- **PROBLEM**: Would you retype every record below exactly as written?

- **Recorded data**:
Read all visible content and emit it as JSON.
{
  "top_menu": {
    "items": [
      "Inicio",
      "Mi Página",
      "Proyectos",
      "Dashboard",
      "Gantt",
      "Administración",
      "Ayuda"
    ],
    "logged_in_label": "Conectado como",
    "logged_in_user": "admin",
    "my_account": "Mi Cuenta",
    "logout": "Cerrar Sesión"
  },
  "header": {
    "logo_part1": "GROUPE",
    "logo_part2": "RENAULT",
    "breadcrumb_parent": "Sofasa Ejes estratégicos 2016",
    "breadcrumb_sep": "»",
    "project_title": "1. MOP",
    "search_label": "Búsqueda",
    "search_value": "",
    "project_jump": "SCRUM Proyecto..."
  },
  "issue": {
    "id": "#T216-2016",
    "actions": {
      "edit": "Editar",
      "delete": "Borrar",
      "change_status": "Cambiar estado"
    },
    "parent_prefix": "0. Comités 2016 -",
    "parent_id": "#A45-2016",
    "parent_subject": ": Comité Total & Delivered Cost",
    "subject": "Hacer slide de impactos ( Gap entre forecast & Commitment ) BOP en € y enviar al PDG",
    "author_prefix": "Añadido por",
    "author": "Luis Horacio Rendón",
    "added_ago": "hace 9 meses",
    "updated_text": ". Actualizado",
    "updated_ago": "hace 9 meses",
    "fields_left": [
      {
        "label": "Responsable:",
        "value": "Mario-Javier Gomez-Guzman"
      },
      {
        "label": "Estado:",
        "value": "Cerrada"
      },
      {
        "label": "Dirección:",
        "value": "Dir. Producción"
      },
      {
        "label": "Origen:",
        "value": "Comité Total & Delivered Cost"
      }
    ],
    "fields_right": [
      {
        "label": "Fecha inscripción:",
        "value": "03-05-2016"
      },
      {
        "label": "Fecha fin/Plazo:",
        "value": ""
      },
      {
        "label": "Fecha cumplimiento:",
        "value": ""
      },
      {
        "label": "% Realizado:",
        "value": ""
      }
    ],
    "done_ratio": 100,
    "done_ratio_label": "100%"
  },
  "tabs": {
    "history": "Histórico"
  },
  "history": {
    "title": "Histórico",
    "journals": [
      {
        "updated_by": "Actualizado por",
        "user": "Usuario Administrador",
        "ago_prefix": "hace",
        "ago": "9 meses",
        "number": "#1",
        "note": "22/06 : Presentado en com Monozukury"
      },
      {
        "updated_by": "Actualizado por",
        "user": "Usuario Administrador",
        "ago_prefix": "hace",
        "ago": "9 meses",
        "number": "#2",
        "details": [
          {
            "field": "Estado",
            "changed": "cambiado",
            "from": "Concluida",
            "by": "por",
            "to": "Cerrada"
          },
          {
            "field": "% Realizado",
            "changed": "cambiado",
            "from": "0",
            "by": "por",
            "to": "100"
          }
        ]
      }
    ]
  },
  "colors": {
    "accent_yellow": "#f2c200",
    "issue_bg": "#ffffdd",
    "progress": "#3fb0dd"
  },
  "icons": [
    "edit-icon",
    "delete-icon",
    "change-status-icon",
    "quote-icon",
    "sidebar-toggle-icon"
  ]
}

- **RESPONSE**:
Read all visible content and emit it as JSON.
{
  "top_menu": {
    "items": [
      "Inicio",
      "Mi Página",
      "Proyectos",
      "Dashboard",
      "Gantt",
      "Administración",
      "Ayuda"
    ],
    "logged_in_label": "Conectado como",
    "logged_in_user": "admin",
    "my_account": "Mi Cuenta",
    "logout": "Cerrar Sesión"
  },
  "header": {
    "logo_part1": "GROUPE",
    "logo_part2": "RENAULT",
    "breadcrumb_parent": "Sofasa Ejes estratégicos 2016",
    "breadcrumb_sep": "»",
    "project_title": "1. MOP",
    "search_label": "Búsqueda",
    "search_value": "",
    "project_jump": "SCRUM Proyecto..."
  },
  "issue": {
    "id": "#T216-2016",
    "actions": {
      "edit": "Editar",
      "delete": "Borrar",
      "change_status": "Cambiar estado"
    },
    "parent_prefix": "0. Comités 2016 -",
    "parent_id": "#A45-2016",
    "parent_subject": ": Comité Total & Delivered Cost",
    "subject": "Hacer slide de impactos ( Gap entre forecast & Commitment ) BOP en € y enviar al PDG",
    "author_prefix": "Añadido por",
    "author": "Luis Horacio Rendón",
    "added_ago": "hace 9 meses",
    "updated_text": ". Actualizado",
    "updated_ago": "hace 9 meses",
    "fields_left": [
      {
        "label": "Responsable:",
        "value": "Mario-Javier Gomez-Guzman"
      },
      {
        "label": "Estado:",
        "value": "Cerrada"
      },
      {
        "label": "Dirección:",
        "value": "Dir. Producción"
      },
      {
        "label": "Origen:",
        "value": "Comité Total & Delivered Cost"
      }
    ],
    "fields_right": [
      {
        "label": "Fecha inscripción:",
        "value": "03-05-2016"
      },
      {
        "label": "Fecha fin/Plazo:",
        "value": ""
      },
      {
        "label": "Fecha cumplimiento:",
        "value": ""
      },
      {
        "label": "% Realizado:",
        "value": ""
      }
    ],
    "done_ratio": 100,
    "done_ratio_label": "100%"
  },
  "tabs": {
    "history": "Histórico"
  },
  "history": {
    "title": "Histórico",
    "journals": [
      {
        "updated_by": "Actualizado por",
        "user": "Usuario Administrador",
        "ago_prefix": "hace",
        "ago": "9 meses",
        "number": "#1",
        "note": "22/06 : Presentado en com Monozukury"
      },
      {
        "updated_by": "Actualizado por",
        "user": "Usuario Administrador",
        "ago_prefix": "hace",
        "ago": "9 meses",
        "number": "#2",
        "details": [
          {
            "field": "Estado",
            "changed": "cambiado",
            "from": "Concluida",
            "by": "por",
            "to": "Cerrada"
          },
          {
            "field": "% Realizado",
            "changed": "cambiado",
            "from": "0",
            "by": "por",
            "to": "100"
          }
        ]
      }
    ]
  },
  "colors": {
    "accent_yellow": "#f2c200",
    "issue_bg": "#ffffdd",
    "progress": "#3fb0dd"
  },
  "icons": [
    "edit-icon",
    "delete-icon",
    "change-status-icon",
    "quote-icon",
    "sidebar-toggle-icon"
  ]
}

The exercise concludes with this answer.